Though the company has brought in temporary scabs, much of the work is not getting done because the work of highly trained and experienced workers cannot be quickly learned by replacements. Since this is an Unfair Labor Practice strike, it is illegal to hire permanent replacements.

The workers are receiving significant solidarity from other unions and community groups. At a rally on September 14, supporters from the International Brotherhood of Electrical Workers, International Association of Machinists, Service Employees International Union, United Steel Workers, Organized Workers for Labor Solidarity and Society of Professional Engineers in Aerospace were present, as well as representatives of the King County Labor Council. Politicians also sent greetings.

As Kamaria Hightower of the King County Labor Council put it, "This is an example of corporate greed run amuck. We won't stand for it! Stay strong--this is a fight we must win. You're standing up for all of us. You are not alone!"

Strikers expect the pressure on the company to increase. The strike took place just at the end of the busiest period. A new peak will come now during the days through to September 25. Already, the company is receiving more complaints about poor service, even though management says that all is well.

Though morale is high, strike funds are limited.
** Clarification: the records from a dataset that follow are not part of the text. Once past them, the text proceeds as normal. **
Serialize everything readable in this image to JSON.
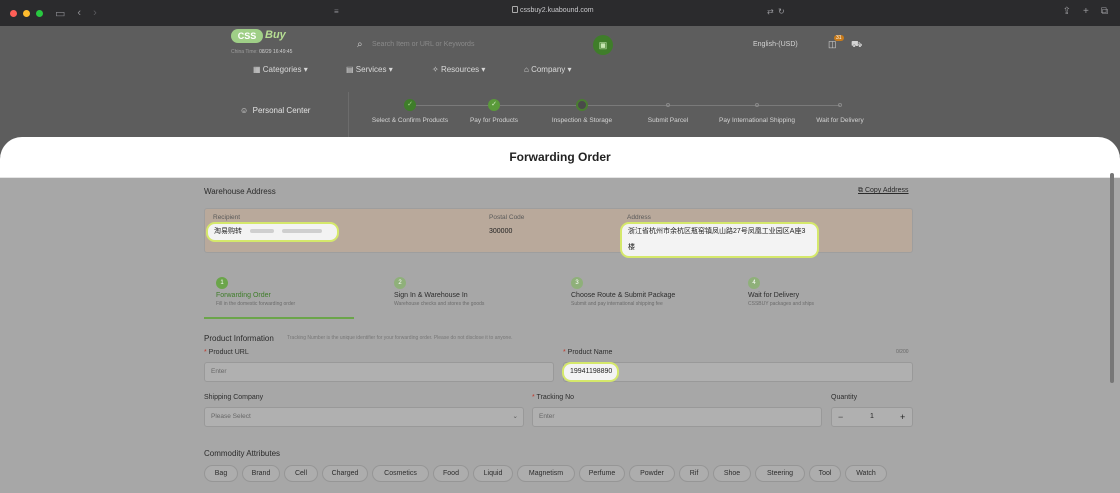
{
  "browser": {
    "url": "cssbuy2.kuabound.com"
  },
  "site": {
    "logo_text": "CSS",
    "logo_buy": "Buy",
    "china_time_label": "China Time:",
    "china_time_value": "08/29 16:49:45",
    "search_placeholder": "Search Item or URL or Keywords",
    "language": "English-(USD)",
    "notification_count": "31",
    "nav": [
      "Categories",
      "Services",
      "Resources",
      "Company"
    ],
    "sidebar_item": "Personal Center",
    "order_steps": [
      {
        "label": "Select & Confirm Products",
        "state": "done"
      },
      {
        "label": "Pay for Products",
        "state": "done"
      },
      {
        "label": "Inspection & Storage",
        "state": "current"
      },
      {
        "label": "Submit Parcel",
        "state": "todo"
      },
      {
        "label": "Pay International Shipping",
        "state": "todo"
      },
      {
        "label": "Wait for Delivery",
        "state": "todo"
      }
    ]
  },
  "modal": {
    "title": "Forwarding Order",
    "warehouse": {
      "section_title": "Warehouse Address",
      "copy_label": "Copy Address",
      "recipient_label": "Recipient",
      "recipient_value": "淘易购转",
      "postal_label": "Postal Code",
      "postal_value": "300000",
      "address_label": "Address",
      "address_value": "浙江省杭州市余杭区瓶窑镇凤山路27号凤凰工业园区A座3楼"
    },
    "flow_steps": [
      {
        "num": "1",
        "title": "Forwarding Order",
        "sub": "Fill in the domestic forwarding order"
      },
      {
        "num": "2",
        "title": "Sign In & Warehouse In",
        "sub": "Warehouse checks and stores the goods"
      },
      {
        "num": "3",
        "title": "Choose Route & Submit Package",
        "sub": "Submit and pay international shipping fee"
      },
      {
        "num": "4",
        "title": "Wait for Delivery",
        "sub": "CSSBUY packages and ships"
      }
    ],
    "product": {
      "section_title": "Product Information",
      "section_hint": "Tracking Number is the unique identifier for your forwarding order. Please do not disclose it to anyone.",
      "url_label": "Product URL",
      "url_placeholder": "Enter",
      "name_label": "Product Name",
      "name_value": "19941198890",
      "name_counter": "0/200",
      "shipping_label": "Shipping Company",
      "shipping_placeholder": "Please Select",
      "tracking_label": "Tracking No",
      "tracking_placeholder": "Enter",
      "quantity_label": "Quantity",
      "quantity_value": "1",
      "minus": "−",
      "plus": "+"
    },
    "attributes": {
      "section_title": "Commodity Attributes",
      "chips": [
        "Bag",
        "Brand",
        "Cell",
        "Charged",
        "Cosmetics",
        "Food",
        "Liquid",
        "Magnetism",
        "Perfume",
        "Powder",
        "Rif",
        "Shoe",
        "Steering",
        "Tool",
        "Watch"
      ]
    }
  },
  "colors": {
    "accent": "#6ba54a",
    "highlight_ring": "#d5e86b",
    "brand_green": "#9fcf87"
  }
}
Anyone who would like to contribute should donate here. Solidarity is the way to win.